▶ [ABOUT THIS EXERCISE] Write out all of the entries exactly as given.
(DATASET EXTRACT begins)
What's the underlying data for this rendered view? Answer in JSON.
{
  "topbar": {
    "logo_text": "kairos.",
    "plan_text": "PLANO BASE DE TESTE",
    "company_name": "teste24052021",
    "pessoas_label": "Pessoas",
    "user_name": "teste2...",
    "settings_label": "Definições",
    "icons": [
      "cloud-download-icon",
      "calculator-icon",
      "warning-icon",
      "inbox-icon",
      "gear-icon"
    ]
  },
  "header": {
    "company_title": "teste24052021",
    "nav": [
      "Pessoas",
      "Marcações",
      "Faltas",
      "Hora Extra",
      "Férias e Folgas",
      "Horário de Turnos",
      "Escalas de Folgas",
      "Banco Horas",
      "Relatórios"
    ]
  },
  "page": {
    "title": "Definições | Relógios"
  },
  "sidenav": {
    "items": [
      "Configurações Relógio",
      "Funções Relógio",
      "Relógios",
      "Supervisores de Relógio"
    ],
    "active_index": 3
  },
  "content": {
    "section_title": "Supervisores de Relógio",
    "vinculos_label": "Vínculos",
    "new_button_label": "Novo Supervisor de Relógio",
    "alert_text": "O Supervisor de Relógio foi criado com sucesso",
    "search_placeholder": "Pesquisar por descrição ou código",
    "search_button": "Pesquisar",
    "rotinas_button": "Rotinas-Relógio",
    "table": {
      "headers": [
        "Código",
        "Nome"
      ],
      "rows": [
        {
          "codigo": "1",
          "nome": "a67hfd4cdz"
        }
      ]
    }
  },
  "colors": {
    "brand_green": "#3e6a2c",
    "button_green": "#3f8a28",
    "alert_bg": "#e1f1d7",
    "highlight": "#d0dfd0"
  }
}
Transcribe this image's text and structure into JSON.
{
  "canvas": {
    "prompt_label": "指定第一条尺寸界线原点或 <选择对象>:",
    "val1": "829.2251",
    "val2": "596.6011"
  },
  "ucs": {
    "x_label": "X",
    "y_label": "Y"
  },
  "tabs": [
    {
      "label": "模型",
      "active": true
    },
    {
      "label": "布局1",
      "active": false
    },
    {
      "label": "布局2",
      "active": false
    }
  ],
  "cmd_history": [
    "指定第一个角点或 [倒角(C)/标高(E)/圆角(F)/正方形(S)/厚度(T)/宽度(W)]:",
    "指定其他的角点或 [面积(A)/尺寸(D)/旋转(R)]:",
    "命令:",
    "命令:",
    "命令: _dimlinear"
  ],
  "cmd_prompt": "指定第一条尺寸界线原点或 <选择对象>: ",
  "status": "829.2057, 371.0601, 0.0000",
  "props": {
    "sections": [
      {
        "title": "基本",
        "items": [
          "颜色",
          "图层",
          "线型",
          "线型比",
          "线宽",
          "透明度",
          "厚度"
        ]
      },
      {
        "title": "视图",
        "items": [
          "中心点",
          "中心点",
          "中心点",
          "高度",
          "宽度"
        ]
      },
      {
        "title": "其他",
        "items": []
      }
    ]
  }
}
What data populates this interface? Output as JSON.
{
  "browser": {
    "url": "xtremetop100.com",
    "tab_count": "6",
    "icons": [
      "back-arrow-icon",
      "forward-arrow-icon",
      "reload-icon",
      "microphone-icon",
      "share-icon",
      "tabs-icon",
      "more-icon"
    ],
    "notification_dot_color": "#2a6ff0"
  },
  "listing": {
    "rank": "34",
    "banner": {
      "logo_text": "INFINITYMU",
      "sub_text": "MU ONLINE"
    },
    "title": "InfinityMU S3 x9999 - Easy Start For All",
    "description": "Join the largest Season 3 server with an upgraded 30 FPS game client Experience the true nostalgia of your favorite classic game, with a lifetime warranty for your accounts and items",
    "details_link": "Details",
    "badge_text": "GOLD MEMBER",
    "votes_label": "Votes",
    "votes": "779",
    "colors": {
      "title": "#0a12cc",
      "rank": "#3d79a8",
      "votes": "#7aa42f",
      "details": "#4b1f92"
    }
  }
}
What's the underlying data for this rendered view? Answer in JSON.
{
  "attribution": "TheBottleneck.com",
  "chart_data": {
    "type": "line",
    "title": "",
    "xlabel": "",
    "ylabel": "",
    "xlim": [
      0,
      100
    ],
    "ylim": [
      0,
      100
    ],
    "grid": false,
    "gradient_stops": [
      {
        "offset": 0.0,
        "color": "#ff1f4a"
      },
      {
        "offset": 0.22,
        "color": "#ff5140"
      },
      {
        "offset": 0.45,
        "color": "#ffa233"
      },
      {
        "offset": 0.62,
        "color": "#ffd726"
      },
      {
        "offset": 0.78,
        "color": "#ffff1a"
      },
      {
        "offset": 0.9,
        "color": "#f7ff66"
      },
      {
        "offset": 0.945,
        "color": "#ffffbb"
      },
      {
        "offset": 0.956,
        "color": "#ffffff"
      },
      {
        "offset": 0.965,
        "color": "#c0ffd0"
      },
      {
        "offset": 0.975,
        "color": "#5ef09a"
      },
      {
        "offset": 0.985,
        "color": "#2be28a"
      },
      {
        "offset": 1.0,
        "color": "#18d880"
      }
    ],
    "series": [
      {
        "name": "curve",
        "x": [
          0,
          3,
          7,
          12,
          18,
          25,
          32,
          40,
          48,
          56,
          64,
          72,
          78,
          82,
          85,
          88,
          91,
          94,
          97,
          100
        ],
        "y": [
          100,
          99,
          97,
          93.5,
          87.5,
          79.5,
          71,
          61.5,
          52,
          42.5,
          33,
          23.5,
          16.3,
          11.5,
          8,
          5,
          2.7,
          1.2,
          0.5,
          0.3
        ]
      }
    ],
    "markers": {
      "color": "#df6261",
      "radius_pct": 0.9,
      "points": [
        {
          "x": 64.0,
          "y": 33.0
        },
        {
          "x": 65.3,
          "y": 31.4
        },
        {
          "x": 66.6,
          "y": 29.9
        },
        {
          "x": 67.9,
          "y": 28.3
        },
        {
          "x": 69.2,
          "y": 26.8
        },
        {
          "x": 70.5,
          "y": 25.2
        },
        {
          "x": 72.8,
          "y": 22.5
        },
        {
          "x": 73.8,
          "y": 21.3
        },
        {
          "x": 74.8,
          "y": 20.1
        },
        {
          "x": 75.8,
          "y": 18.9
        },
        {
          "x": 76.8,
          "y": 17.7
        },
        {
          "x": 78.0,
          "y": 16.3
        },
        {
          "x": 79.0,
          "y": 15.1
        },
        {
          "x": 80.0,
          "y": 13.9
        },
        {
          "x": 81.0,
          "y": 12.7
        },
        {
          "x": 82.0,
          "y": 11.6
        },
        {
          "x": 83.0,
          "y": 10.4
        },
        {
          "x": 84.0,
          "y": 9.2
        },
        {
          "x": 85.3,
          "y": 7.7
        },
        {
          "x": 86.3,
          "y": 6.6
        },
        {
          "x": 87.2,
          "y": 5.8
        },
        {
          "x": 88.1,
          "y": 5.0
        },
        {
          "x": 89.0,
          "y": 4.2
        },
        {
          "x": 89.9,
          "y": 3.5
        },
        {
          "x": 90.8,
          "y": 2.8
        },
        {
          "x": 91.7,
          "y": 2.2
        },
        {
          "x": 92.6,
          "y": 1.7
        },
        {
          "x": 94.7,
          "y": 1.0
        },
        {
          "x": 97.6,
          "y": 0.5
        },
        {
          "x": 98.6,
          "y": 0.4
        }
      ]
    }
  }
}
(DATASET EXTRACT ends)
▶ [SOLUTION TO THIS EXERCISE]
What's the underlying data for this rendered view? Answer in JSON.
{
  "topbar": {
    "logo_text": "kairos.",
    "plan_text": "PLANO BASE DE TESTE",
    "company_name": "teste24052021",
    "pessoas_label": "Pessoas",
    "user_name": "teste2...",
    "settings_label": "Definições",
    "icons": [
      "cloud-download-icon",
      "calculator-icon",
      "warning-icon",
      "inbox-icon",
      "gear-icon"
    ]
  },
  "header": {
    "company_title": "teste24052021",
    "nav": [
      "Pessoas",
      "Marcações",
      "Faltas",
      "Hora Extra",
      "Férias e Folgas",
      "Horário de Turnos",
      "Escalas de Folgas",
      "Banco Horas",
      "Relatórios"
    ]
  },
  "page": {
    "title": "Definições | Relógios"
  },
  "sidenav": {
    "items": [
      "Configurações Relógio",
      "Funções Relógio",
      "Relógios",
      "Supervisores de Relógio"
    ],
    "active_index": 3
  },
  "content": {
    "section_title": "Supervisores de Relógio",
    "vinculos_label": "Vínculos",
    "new_button_label": "Novo Supervisor de Relógio",
    "alert_text": "O Supervisor de Relógio foi criado com sucesso",
    "search_placeholder": "Pesquisar por descrição ou código",
    "search_button": "Pesquisar",
    "rotinas_button": "Rotinas-Relógio",
    "table": {
      "headers": [
        "Código",
        "Nome"
      ],
      "rows": [
        {
          "codigo": "1",
          "nome": "a67hfd4cdz"
        }
      ]
    }
  },
  "colors": {
    "brand_green": "#3e6a2c",
    "button_green": "#3f8a28",
    "alert_bg": "#e1f1d7",
    "highlight": "#d0dfd0"
  }
}
Transcribe this image's text and structure into JSON.
{
  "canvas": {
    "prompt_label": "指定第一条尺寸界线原点或 <选择对象>:",
    "val1": "829.2251",
    "val2": "596.6011"
  },
  "ucs": {
    "x_label": "X",
    "y_label": "Y"
  },
  "tabs": [
    {
      "label": "模型",
      "active": true
    },
    {
      "label": "布局1",
      "active": false
    },
    {
      "label": "布局2",
      "active": false
    }
  ],
  "cmd_history": [
    "指定第一个角点或 [倒角(C)/标高(E)/圆角(F)/正方形(S)/厚度(T)/宽度(W)]:",
    "指定其他的角点或 [面积(A)/尺寸(D)/旋转(R)]:",
    "命令:",
    "命令:",
    "命令: _dimlinear"
  ],
  "cmd_prompt": "指定第一条尺寸界线原点或 <选择对象>: ",
  "status": "829.2057, 371.0601, 0.0000",
  "props": {
    "sections": [
      {
        "title": "基本",
        "items": [
          "颜色",
          "图层",
          "线型",
          "线型比",
          "线宽",
          "透明度",
          "厚度"
        ]
      },
      {
        "title": "视图",
        "items": [
          "中心点",
          "中心点",
          "中心点",
          "高度",
          "宽度"
        ]
      },
      {
        "title": "其他",
        "items": []
      }
    ]
  }
}
What data populates this interface? Output as JSON.
{
  "browser": {
    "url": "xtremetop100.com",
    "tab_count": "6",
    "icons": [
      "back-arrow-icon",
      "forward-arrow-icon",
      "reload-icon",
      "microphone-icon",
      "share-icon",
      "tabs-icon",
      "more-icon"
    ],
    "notification_dot_color": "#2a6ff0"
  },
  "listing": {
    "rank": "34",
    "banner": {
      "logo_text": "INFINITYMU",
      "sub_text": "MU ONLINE"
    },
    "title": "InfinityMU S3 x9999 - Easy Start For All",
    "description": "Join the largest Season 3 server with an upgraded 30 FPS game client Experience the true nostalgia of your favorite classic game, with a lifetime warranty for your accounts and items",
    "details_link": "Details",
    "badge_text": "GOLD MEMBER",
    "votes_label": "Votes",
    "votes": "779",
    "colors": {
      "title": "#0a12cc",
      "rank": "#3d79a8",
      "votes": "#7aa42f",
      "details": "#4b1f92"
    }
  }
}
What's the underlying data for this rendered view? Answer in JSON.
{
  "attribution": "TheBottleneck.com",
  "chart_data": {
    "type": "line",
    "title": "",
    "xlabel": "",
    "ylabel": "",
    "xlim": [
      0,
      100
    ],
    "ylim": [
      0,
      100
    ],
    "grid": false,
    "gradient_stops": [
      {
        "offset": 0.0,
        "color": "#ff1f4a"
      },
      {
        "offset": 0.22,
        "color": "#ff5140"
      },
      {
        "offset": 0.45,
        "color": "#ffa233"
      },
      {
        "offset": 0.62,
        "color": "#ffd726"
      },
      {
        "offset": 0.78,
        "color": "#ffff1a"
      },
      {
        "offset": 0.9,
        "color": "#f7ff66"
      },
      {
        "offset": 0.945,
        "color": "#ffffbb"
      },
      {
        "offset": 0.956,
        "color": "#ffffff"
      },
      {
        "offset": 0.965,
        "color": "#c0ffd0"
      },
      {
        "offset": 0.975,
        "color": "#5ef09a"
      },
      {
        "offset": 0.985,
        "color": "#2be28a"
      },
      {
        "offset": 1.0,
        "color": "#18d880"
      }
    ],
    "series": [
      {
        "name": "curve",
        "x": [
          0,
          3,
          7,
          12,
          18,
          25,
          32,
          40,
          48,
          56,
          64,
          72,
          78,
          82,
          85,
          88,
          91,
          94,
          97,
          100
        ],
        "y": [
          100,
          99,
          97,
          93.5,
          87.5,
          79.5,
          71,
          61.5,
          52,
          42.5,
          33,
          23.5,
          16.3,
          11.5,
          8,
          5,
          2.7,
          1.2,
          0.5,
          0.3
        ]
      }
    ],
    "markers": {
      "color": "#df6261",
      "radius_pct": 0.9,
      "points": [
        {
          "x": 64.0,
          "y": 33.0
        },
        {
          "x": 65.3,
          "y": 31.4
        },
        {
          "x": 66.6,
          "y": 29.9
        },
        {
          "x": 67.9,
          "y": 28.3
        },
        {
          "x": 69.2,
          "y": 26.8
        },
        {
          "x": 70.5,
          "y": 25.2
        },
        {
          "x": 72.8,
          "y": 22.5
        },
        {
          "x": 73.8,
          "y": 21.3
        },
        {
          "x": 74.8,
          "y": 20.1
        },
        {
          "x": 75.8,
          "y": 18.9
        },
        {
          "x": 76.8,
          "y": 17.7
        },
        {
          "x": 78.0,
          "y": 16.3
        },
        {
          "x": 79.0,
          "y": 15.1
        },
        {
          "x": 80.0,
          "y": 13.9
        },
        {
          "x": 81.0,
          "y": 12.7
        },
        {
          "x": 82.0,
          "y": 11.6
        },
        {
          "x": 83.0,
          "y": 10.4
        },
        {
          "x": 84.0,
          "y": 9.2
        },
        {
          "x": 85.3,
          "y": 7.7
        },
        {
          "x": 86.3,
          "y": 6.6
        },
        {
          "x": 87.2,
          "y": 5.8
        },
        {
          "x": 88.1,
          "y": 5.0
        },
        {
          "x": 89.0,
          "y": 4.2
        },
        {
          "x": 89.9,
          "y": 3.5
        },
        {
          "x": 90.8,
          "y": 2.8
        },
        {
          "x": 91.7,
          "y": 2.2
        },
        {
          "x": 92.6,
          "y": 1.7
        },
        {
          "x": 94.7,
          "y": 1.0
        },
        {
          "x": 97.6,
          "y": 0.5
        },
        {
          "x": 98.6,
          "y": 0.4
        }
      ]
    }
  }
}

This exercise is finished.